Q: We are having a debate regarding who is qualified to enter a conventional open-bus transmission-distribution substation. It all began when a substation crew unexpectedly stumbled upon relay engineers in a substation where they were switching. What is the rule, and why are engineers not qualified to enter a substation?

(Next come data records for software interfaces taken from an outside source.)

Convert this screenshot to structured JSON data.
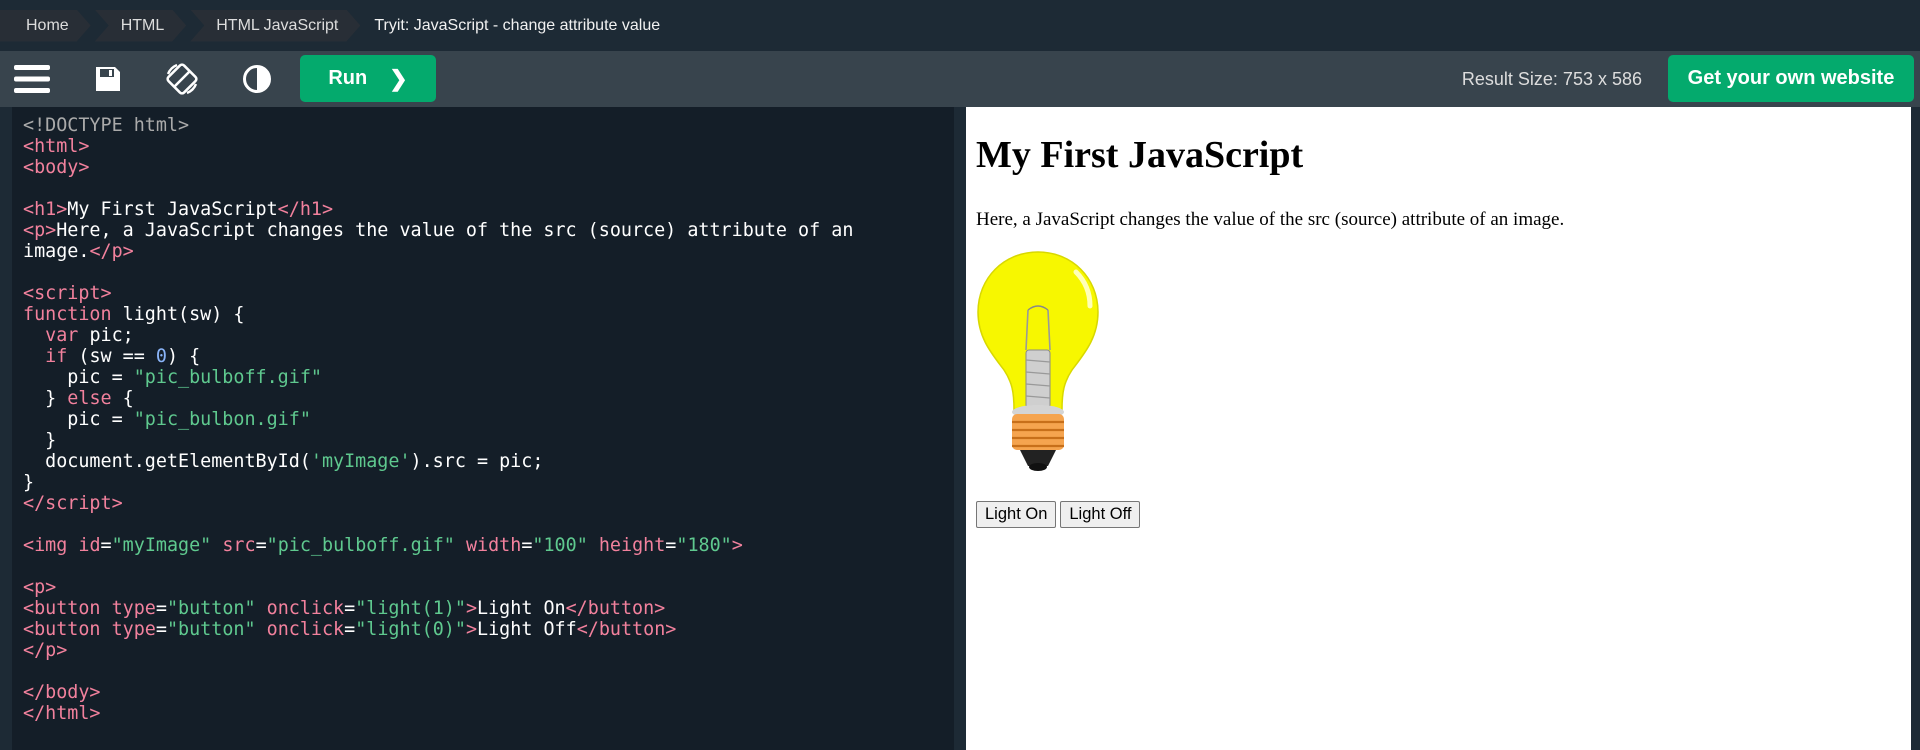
{
  "breadcrumb": {
    "items": [
      "Home",
      "HTML",
      "HTML JavaScript"
    ],
    "current": "Tryit: JavaScript - change attribute value"
  },
  "toolbar": {
    "icons": [
      "menu-icon",
      "save-icon",
      "rotate-icon",
      "contrast-icon"
    ],
    "run_label": "Run",
    "run_chevron": "❯",
    "result_size": "Result Size: 753 x 586",
    "own_website_label": "Get your own website"
  },
  "result": {
    "heading": "My First JavaScript",
    "paragraph": "Here, a JavaScript changes the value of the src (source) attribute of an image.",
    "buttons": [
      "Light On",
      "Light Off"
    ]
  },
  "colors": {
    "accent": "#04aa6d",
    "toolbar_bg": "#38444d",
    "header_bg": "#1d2a35",
    "editor_bg": "#141e28"
  }
}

A: Engineers are just as qualified to enter a substation as a Walmart greeter – unless the substation is energized. That, of course, was a tongue-in-cheek response that means no disrespect to our engineers. Transmission and distribution engineers spend many years intensely studying not only electrical principles but also electrical physics, relay and control, and often structural and civil construction and design. It’s no wonder they would expect to be qualified to enter a substation at will, but that is not necessarily how OSHA sees it. The same applies for a transmission and distribution lineworker. Many years of training and experience do not necessarily qualify them to enter a substation. It does not matter what your classification, background, education and training encompass; you must meet the requirements of the 1910.269(a)(2) standard in order to be considered qualified.

The 1910.269(a)(2) standard specifically requires training in the following:

  • Safety-related work practices and procedures.
  • Applicable emergency rescue procedures.
  • The skills and techniques necessary to distinguish exposed live parts from other parts of electrical equipment.
  • The skills and techniques necessary to determine the nominal voltage of exposed live parts.
  • Minimum approach distances and the skills and techniques necessary to maintain those distances.
  • The proper use of special precautionary techniques, personal protective equipment, insulating and shielding materials, and insulated tools for working on or near exposed energized parts of electric equipment.
  • Recognition of electrical hazards to which the employee may be exposed and the skills and techniques necessary to control or avoid those hazards.

A note to paragraph 1910.269(a)(2)(ii) requires these topics to be covered in training for a person to be considered qualified. The bottom line is that all substation entrants must have substation entry and hazard training specific to their tasks and exposures that meets the requirements of the 1910.269(a)(2) standard.

Q: Are auxiliary outrigger pads required by OSHA for all outrigger use?

A: No, not by any rule, but the requirements for stabilizing an outrigger-supported truck make it a reasonable policy. We are familiar with an executive from a major equipment manufacturer who said the company has never been sued for a truck turnover where the truck was set up on auxiliary outrigger pads. That may or may not be true, but longtime safety history would seem to support that statement. Few investigations if any have turned up instances where a truck set up with pads or a properly constructed barrier became destabilized by an outrigger punch-through.

When OSHA’s Cranes and Derricks in Construction standard (1926 Subpart CC) was released, there were requirements for setting up and ensuring stability of the crane that created industry-wide interest in the stabilization of outriggers. The industry knew from experience that outrigger pads add stability and decrease chances of an outrigger punching through the sand and failing.

The reason is largely explained by the physics of earth’s resistance. When we press down on the earth, we don’t just compress the earth directly below our feet. The odd geometric shapes of the soil particulates produce pressure against other particulates beside and below the point of pressure. That produces a cone shape of resistance that multiplies several times over as the dimension of the pressure plate increases.

Outrigger pads used to be a lot of work when we had to build them ourselves. Now we have a variety of polymer pads that are light and large, making it relatively easy to take this fairly dependable precaution.


Jim Vaughn, CUSP

After 25 years as a transmission-distribution lineman and foreman, Jim Vaughn, CUSP, has devoted the last 24 years to safety and training. A noted author, trainer and lecturer, he is a senior consultant for the Institute for Safety in Powerline Construction. He can be reached at